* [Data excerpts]
|---|

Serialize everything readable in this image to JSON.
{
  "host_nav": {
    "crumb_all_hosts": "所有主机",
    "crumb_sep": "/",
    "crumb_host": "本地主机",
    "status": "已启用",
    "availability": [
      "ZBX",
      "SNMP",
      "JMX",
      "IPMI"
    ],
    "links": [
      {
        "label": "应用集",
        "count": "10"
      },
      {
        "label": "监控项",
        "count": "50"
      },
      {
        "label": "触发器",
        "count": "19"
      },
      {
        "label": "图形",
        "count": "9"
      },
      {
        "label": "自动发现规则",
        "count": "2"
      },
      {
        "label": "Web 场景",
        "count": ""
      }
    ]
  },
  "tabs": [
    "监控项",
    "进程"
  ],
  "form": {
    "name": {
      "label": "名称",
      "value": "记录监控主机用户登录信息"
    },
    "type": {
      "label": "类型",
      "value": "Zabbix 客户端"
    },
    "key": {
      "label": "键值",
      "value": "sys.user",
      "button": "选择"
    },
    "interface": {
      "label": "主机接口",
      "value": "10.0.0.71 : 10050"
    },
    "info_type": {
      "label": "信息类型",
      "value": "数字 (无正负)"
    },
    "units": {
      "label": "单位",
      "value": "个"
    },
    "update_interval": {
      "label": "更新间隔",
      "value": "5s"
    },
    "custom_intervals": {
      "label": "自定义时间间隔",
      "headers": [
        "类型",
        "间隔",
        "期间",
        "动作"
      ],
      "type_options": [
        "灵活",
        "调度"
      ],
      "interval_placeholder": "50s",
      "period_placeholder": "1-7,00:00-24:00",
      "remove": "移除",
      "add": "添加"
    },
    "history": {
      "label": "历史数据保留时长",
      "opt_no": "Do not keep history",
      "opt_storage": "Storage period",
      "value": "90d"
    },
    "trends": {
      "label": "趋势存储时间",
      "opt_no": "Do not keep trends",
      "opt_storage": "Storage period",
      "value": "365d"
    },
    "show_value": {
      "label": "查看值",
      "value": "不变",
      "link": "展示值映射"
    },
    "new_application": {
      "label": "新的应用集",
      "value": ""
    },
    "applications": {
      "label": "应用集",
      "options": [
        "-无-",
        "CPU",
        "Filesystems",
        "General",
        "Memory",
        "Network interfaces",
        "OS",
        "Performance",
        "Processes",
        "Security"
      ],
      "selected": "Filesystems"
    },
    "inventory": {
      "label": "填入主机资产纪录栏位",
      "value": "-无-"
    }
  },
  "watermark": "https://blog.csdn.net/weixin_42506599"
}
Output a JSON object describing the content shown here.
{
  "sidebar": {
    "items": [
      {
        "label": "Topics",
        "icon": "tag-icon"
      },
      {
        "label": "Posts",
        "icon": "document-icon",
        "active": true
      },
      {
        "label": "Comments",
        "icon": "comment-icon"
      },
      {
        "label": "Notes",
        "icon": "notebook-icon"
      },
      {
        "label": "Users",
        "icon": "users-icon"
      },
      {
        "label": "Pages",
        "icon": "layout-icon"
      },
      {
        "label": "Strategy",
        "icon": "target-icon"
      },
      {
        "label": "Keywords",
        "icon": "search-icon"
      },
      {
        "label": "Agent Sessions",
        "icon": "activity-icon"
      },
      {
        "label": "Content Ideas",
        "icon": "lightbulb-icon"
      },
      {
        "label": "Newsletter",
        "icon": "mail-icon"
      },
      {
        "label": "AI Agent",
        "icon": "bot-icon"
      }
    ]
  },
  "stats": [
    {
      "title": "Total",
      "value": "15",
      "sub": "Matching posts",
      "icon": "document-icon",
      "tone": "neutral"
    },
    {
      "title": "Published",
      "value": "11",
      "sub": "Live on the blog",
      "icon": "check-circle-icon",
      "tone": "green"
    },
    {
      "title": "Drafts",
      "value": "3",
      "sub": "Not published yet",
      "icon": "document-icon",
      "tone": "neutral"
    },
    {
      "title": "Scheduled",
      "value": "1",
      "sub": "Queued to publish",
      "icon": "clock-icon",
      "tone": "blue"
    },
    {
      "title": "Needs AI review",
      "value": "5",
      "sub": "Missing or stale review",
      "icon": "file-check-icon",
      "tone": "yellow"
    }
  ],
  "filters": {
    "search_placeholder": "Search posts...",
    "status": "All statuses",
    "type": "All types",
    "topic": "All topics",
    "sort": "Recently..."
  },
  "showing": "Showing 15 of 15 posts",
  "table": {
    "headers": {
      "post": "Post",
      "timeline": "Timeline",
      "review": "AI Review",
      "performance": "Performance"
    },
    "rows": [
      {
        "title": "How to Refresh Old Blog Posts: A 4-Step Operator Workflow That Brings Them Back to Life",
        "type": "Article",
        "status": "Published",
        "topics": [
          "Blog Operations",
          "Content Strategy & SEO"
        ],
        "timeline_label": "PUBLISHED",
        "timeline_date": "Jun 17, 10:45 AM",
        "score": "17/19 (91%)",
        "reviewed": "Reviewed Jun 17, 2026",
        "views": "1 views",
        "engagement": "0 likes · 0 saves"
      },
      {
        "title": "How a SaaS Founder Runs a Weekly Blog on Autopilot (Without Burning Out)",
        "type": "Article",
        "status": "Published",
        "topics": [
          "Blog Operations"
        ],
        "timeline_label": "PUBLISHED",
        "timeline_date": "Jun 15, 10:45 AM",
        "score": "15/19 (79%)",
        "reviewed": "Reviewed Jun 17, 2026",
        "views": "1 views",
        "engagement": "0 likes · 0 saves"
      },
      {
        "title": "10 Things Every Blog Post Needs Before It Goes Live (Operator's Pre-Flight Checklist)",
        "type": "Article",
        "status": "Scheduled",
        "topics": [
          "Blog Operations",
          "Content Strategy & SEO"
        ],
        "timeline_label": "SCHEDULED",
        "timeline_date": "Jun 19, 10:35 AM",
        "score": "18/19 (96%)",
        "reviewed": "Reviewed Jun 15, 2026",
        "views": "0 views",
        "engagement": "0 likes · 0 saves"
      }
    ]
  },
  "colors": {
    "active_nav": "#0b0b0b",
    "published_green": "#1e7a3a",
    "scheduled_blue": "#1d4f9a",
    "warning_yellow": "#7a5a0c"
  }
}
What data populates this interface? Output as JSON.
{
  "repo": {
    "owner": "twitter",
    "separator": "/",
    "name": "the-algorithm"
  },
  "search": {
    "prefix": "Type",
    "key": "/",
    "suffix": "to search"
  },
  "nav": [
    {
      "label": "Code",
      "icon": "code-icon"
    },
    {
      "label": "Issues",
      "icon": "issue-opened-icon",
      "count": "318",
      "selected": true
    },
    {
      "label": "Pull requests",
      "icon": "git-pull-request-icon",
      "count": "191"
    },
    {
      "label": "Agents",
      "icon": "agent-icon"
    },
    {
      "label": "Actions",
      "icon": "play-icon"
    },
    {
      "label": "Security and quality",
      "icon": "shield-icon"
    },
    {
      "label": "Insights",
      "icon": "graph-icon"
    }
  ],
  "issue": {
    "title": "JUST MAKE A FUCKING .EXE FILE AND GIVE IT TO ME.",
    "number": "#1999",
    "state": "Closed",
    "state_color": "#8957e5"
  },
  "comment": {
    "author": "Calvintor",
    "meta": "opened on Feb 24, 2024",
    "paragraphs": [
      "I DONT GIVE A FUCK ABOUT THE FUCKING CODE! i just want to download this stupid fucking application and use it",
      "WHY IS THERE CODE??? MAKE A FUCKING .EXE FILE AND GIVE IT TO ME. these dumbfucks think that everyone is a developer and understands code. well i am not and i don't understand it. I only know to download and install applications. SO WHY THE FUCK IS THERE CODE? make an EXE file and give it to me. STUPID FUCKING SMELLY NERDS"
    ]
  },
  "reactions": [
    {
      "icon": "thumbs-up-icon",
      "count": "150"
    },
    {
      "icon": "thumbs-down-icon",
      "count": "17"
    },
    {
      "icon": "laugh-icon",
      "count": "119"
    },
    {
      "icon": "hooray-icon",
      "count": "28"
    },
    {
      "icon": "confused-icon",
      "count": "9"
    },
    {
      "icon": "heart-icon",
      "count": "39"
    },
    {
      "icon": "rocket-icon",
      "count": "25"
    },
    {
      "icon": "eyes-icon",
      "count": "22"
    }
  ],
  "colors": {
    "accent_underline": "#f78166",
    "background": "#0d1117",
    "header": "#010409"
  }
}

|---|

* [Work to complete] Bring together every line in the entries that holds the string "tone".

* [Output for this exercise]
      "tone": "neutral"
      "tone": "green"
      "tone": "neutral"
      "tone": "blue"
      "tone": "yellow"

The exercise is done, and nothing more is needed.